Usually, the weather report is just about the most boring thing you can see on TV, but in the case of this particular report, that couldn't be further from the truth. It starts out pretty normally, with meteorologist Erika Navarro highlighting areas in North Carolina at risk from Hurricane Florence's storm surge. The storm surge, which could reach above 9 feet (2.7 meters) in coastal and inland riverside areas, is probably the most dangerous aspect of the hurricane.
But not long after that, the magic starts to happen: the screen behind Navarro becomes the surge itself, and suddenly, we're transported into the middle of the hurricane, seeing a sci-fi-like section of what the damage will likely look like. You have to see it for yourself.

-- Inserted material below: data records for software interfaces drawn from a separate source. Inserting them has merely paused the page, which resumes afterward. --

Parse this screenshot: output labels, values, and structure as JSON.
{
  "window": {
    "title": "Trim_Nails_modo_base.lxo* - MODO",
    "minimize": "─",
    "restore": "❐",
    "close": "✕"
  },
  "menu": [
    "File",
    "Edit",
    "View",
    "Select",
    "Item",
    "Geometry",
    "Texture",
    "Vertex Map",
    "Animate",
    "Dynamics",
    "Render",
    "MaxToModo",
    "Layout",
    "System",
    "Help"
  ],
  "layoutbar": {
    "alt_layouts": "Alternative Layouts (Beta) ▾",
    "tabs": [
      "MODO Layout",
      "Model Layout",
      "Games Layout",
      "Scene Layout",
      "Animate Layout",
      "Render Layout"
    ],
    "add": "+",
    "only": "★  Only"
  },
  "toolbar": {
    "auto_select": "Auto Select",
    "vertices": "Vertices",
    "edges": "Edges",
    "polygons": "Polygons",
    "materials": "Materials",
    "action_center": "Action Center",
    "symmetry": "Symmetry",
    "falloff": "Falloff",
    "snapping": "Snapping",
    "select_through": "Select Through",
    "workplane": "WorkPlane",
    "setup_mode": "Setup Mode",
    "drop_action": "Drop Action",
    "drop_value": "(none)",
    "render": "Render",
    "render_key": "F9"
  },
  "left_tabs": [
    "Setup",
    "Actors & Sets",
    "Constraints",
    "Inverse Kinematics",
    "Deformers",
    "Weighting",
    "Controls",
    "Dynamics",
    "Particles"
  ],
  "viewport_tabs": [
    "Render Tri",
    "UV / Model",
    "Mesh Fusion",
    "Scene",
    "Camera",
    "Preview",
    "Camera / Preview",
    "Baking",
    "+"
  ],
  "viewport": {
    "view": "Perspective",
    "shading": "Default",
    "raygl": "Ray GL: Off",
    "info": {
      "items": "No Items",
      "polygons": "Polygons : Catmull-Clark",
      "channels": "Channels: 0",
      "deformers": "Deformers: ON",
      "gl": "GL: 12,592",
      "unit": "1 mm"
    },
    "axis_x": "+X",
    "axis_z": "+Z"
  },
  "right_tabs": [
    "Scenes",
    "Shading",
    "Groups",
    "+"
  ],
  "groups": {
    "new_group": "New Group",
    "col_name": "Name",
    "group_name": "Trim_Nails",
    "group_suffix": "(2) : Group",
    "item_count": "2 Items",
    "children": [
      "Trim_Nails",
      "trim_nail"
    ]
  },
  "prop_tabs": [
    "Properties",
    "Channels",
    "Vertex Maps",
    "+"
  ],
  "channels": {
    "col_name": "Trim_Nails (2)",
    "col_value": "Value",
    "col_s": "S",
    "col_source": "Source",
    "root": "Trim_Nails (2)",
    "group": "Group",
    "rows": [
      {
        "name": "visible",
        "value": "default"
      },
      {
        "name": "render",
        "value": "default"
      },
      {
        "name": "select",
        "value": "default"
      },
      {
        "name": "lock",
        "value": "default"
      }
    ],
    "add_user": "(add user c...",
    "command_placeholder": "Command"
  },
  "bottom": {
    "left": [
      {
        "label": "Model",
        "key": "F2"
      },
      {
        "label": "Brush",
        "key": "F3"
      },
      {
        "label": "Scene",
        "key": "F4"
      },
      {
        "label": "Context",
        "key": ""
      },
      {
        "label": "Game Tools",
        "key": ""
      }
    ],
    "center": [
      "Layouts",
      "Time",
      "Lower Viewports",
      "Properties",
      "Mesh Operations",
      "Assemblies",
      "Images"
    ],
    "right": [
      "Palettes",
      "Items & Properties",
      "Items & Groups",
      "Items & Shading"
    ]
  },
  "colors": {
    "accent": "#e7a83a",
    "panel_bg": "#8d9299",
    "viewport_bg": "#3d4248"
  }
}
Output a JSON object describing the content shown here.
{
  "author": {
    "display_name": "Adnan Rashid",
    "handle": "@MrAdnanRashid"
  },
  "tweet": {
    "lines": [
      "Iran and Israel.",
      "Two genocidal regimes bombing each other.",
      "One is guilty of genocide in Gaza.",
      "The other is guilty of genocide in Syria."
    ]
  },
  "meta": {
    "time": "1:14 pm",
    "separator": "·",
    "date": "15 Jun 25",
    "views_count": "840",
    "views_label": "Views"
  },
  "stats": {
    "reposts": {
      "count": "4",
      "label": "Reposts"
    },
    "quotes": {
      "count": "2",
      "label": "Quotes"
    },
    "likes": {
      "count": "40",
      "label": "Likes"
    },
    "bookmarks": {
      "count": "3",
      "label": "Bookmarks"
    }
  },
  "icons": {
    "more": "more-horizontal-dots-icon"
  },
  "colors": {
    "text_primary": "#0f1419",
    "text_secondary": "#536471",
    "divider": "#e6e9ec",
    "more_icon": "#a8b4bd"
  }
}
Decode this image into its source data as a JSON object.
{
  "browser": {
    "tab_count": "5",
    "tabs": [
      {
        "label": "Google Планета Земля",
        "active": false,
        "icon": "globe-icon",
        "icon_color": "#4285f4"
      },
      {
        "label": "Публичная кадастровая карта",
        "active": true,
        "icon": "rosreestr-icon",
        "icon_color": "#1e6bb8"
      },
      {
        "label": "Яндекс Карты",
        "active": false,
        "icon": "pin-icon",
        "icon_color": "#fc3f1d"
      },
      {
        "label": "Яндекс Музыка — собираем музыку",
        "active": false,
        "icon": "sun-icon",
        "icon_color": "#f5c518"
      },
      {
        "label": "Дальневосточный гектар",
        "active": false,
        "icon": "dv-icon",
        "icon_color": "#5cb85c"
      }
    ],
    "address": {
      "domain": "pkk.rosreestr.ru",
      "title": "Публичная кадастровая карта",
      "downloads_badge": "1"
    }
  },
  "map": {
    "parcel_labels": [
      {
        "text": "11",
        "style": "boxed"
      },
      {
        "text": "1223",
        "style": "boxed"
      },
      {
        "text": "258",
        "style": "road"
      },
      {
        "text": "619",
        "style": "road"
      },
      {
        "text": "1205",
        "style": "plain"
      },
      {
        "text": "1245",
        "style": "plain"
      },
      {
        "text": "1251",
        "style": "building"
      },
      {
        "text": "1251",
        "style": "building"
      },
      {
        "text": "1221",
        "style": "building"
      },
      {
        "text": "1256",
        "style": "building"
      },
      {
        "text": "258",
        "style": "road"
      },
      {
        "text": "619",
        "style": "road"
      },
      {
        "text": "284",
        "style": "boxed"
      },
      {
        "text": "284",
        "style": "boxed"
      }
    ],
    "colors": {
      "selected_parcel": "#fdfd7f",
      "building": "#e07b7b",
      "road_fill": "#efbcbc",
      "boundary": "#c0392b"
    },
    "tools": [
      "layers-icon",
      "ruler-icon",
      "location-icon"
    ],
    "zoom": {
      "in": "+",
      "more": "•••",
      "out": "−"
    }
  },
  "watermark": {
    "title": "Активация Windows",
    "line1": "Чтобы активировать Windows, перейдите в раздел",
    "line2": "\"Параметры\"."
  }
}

— The Weather Channel (@weatherchannel) September 13, 2018
Aside from being a really impressive technical feat, this Weather Channel animation is more than just a pretty picture -- it could very well save lives. Most weather reports and news focus on the wind and rain aspects of storms, but, according to data from the US National Hurricane Center, the storm surge is what's most likely to kill people.
The problem with storm surges is that they can cause devastating floods on very short notice, right after (or sometimes, even before) the actual hurricane hits. Sure, that may not sound as scary as crazy wind speeds, but this is exactly where this segment helps: it shows how easy it is to get trapped by the incoming water, and how it feels to be suddenly in the middle of it all.
For instance, a 3-foot (0.9-meter) surge could easily knock you off your feet, and even start moving cars around, Navarro explains, surrounded by the virtual water. At 6 feet (1.8 meters), the water is enough to cover her, and things really get dangerous: the surging water could contain dangerous debris such as chemicals, exposed wires, or pieces of infrastructure.
Hurricane Florence is expected to cause surges of up to 9 feet (2.7 meters). That's absolutely a life-threatening scenario which should be avoided if at all possible.
"If you find yourself here please get out," says Navarro. "If you're told to go, you need to go."
If you think that sounds unrealistic, you probably haven't heard of 1954's Hurricane Hazel, which caused 17-foot (5.2-meter) floodwater lines, killing 400 people in Haiti, 95 in the US, and 81 in Canada.
Florence is not a storm to be taken lightly, and there's a very good chance that it's reached its current magnitude thanks to a boost from climate change -- as this global shift continues to unfold, we can likely expect many storms like Florence in the upcoming period. Please, everyone, stay safe!